Just because your sisters don't play games doesn't mean the study's wrong...it just means your sisters don't play games.
View user's profile Send private message Send e-mail
Ymedron
Posted: Wed May 07, 2008 6:35 am Reply with quote
Joined: 12 Apr 2008 Posts: 176 Location: Finland
I play all types of games, from FPS-esque (Oblivion) to tactics- and puzzlegames (Fire Emblem, Legend of Zelda) The only thing which connects them is that they are fantasy-oriented. ;3
A large part of community in MMORPG:s is usually male, but when the game doesn't have any "better than you" aspect, it has women?
View user's profile Send private message Visit poster's website
Michael
Posted: Wed May 07, 2008 8:38 am Reply with quote
Site Administrator Joined: 07 Jun 2002 Posts: 8065 Location: Gent, Belgium
For a more nuanced "exploration" of different types of gamers, I recommend that you read Chris Bateman's article "Demographic Game Design". It identifies three distinct categories of players based on psychologic profiles (rather than simply gender). A very good read!
View user's profile Send private message Send e-mail Visit poster's website

Display posts from previous:  

All times are GMT + 2 Hours
Page 1 of 2
Goto page 1, 2  Next
This forum is locked: you cannot post, reply to, or edit topics.

Jump to:  

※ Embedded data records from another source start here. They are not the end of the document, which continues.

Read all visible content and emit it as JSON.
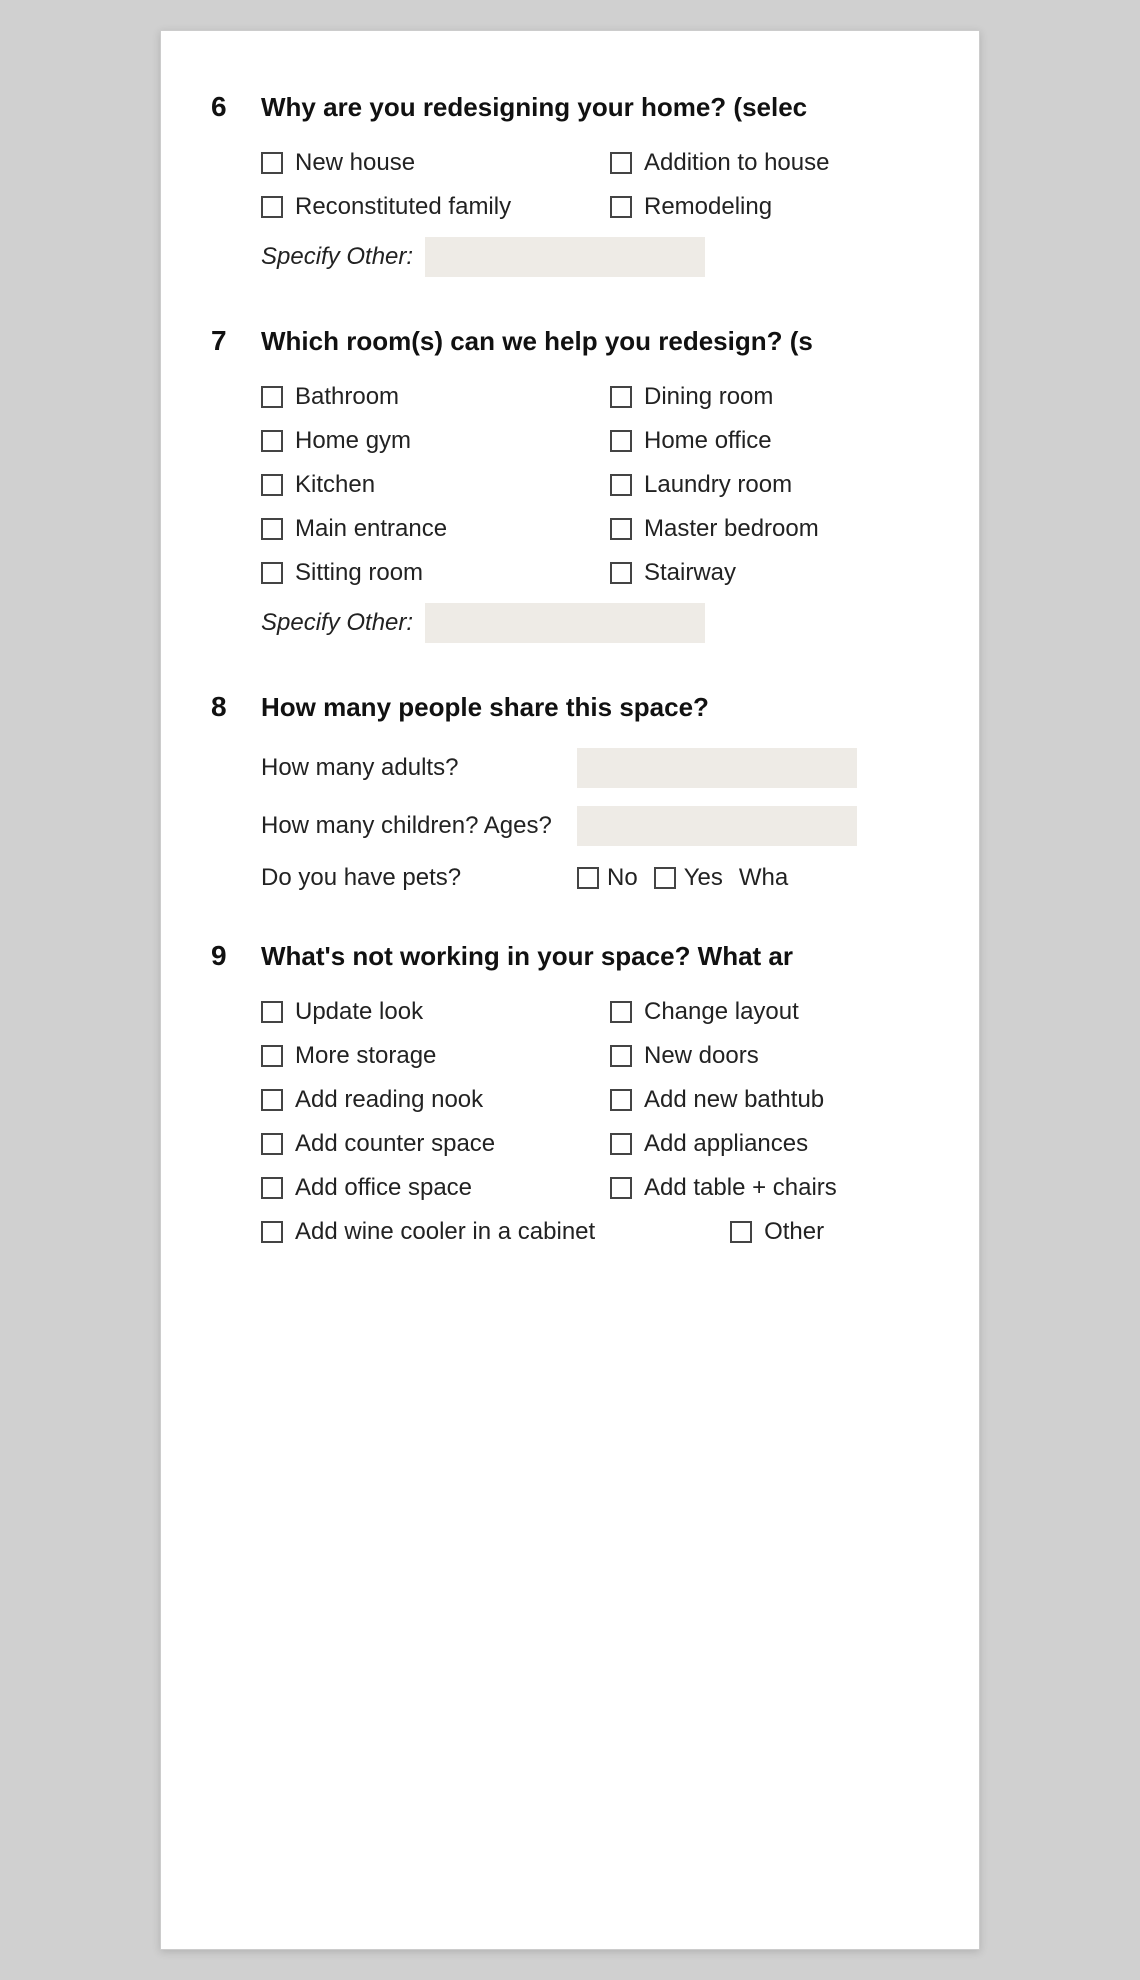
{
  "questions": [
    {
      "number": "6",
      "text": "Why are you redesigning your home? (selec",
      "options": [
        {
          "label": "New house",
          "col": 0
        },
        {
          "label": "Addition to house",
          "col": 1
        },
        {
          "label": "Reconstituted family",
          "col": 0
        },
        {
          "label": "Remodeling",
          "col": 1
        }
      ],
      "specify_label": "Specify Other:"
    },
    {
      "number": "7",
      "text": "Which room(s) can we help you redesign? (s",
      "options": [
        {
          "label": "Bathroom",
          "col": 0
        },
        {
          "label": "Dining room",
          "col": 1
        },
        {
          "label": "Home gym",
          "col": 0
        },
        {
          "label": "Home office",
          "col": 1
        },
        {
          "label": "Kitchen",
          "col": 0
        },
        {
          "label": "Laundry room",
          "col": 1
        },
        {
          "label": "Main entrance",
          "col": 0
        },
        {
          "label": "Master bedroom",
          "col": 1
        },
        {
          "label": "Sitting room",
          "col": 0
        },
        {
          "label": "Stairway",
          "col": 1
        }
      ],
      "specify_label": "Specify Other:"
    },
    {
      "number": "8",
      "text": "How many people share this space?",
      "adults_label": "How many adults?",
      "children_label": "How many children? Ages?",
      "pets_label": "Do you have pets?",
      "pets_no": "No",
      "pets_yes": "Yes",
      "pets_what": "Wha"
    },
    {
      "number": "9",
      "text": "What's not working in your space? What ar",
      "options": [
        {
          "label": "Update look",
          "col": 0
        },
        {
          "label": "Change layout",
          "col": 1
        },
        {
          "label": "More storage",
          "col": 0
        },
        {
          "label": "New doors",
          "col": 1
        },
        {
          "label": "Add reading nook",
          "col": 0
        },
        {
          "label": "Add new bathtub",
          "col": 1
        },
        {
          "label": "Add counter space",
          "col": 0
        },
        {
          "label": "Add appliances",
          "col": 1
        },
        {
          "label": "Add office space",
          "col": 0
        },
        {
          "label": "Add table + chairs",
          "col": 1
        },
        {
          "label": "Add wine cooler in a cabinet",
          "col": 0
        },
        {
          "label": "Other",
          "col": 1
        }
      ]
    }
  ]
}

You cannot post new topics in this forum
You cannot reply to topics in this forum
You cannot edit your posts in this forum
You cannot delete your posts in this forum
You cannot vote in polls in this forum